Going through the data, count each line that has the word "Airport". Reply with the total and nothing more.

- - - -

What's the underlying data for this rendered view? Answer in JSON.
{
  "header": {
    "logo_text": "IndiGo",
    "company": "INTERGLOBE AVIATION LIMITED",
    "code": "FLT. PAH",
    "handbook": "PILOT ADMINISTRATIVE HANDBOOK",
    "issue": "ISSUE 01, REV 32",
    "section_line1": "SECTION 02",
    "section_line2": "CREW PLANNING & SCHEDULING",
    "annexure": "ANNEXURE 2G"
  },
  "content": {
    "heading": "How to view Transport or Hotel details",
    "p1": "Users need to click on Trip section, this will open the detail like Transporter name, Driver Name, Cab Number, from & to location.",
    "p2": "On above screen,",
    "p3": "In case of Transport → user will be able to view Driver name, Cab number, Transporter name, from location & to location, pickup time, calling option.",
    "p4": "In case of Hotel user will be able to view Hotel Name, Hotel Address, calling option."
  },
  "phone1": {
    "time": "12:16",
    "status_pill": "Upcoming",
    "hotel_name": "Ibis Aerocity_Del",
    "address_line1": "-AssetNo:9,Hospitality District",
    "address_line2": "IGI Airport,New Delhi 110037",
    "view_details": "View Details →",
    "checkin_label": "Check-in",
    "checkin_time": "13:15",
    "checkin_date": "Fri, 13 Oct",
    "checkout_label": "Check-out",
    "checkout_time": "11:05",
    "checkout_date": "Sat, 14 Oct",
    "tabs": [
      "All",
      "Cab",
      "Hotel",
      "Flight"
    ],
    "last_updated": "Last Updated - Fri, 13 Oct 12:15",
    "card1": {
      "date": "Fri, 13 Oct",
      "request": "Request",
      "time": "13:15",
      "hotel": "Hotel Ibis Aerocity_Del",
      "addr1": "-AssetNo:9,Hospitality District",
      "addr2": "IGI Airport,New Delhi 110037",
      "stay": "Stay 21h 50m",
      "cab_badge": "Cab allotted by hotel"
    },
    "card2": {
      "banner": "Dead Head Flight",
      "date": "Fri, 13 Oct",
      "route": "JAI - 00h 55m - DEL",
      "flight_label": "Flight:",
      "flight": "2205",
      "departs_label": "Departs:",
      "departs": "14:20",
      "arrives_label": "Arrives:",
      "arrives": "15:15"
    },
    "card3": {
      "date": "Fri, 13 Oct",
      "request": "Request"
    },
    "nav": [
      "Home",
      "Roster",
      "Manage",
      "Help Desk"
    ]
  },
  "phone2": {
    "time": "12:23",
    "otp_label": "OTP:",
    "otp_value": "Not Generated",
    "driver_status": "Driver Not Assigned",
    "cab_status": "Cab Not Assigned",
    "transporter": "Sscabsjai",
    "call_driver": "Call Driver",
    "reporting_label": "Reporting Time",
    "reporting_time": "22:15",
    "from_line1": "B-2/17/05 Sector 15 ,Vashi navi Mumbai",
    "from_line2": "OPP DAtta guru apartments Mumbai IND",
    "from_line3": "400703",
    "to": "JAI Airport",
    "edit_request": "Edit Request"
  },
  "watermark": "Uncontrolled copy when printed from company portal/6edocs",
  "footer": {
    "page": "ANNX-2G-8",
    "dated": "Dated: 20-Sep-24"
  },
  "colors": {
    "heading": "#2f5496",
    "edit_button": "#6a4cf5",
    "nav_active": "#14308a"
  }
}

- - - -

**Result for this exercise:** 3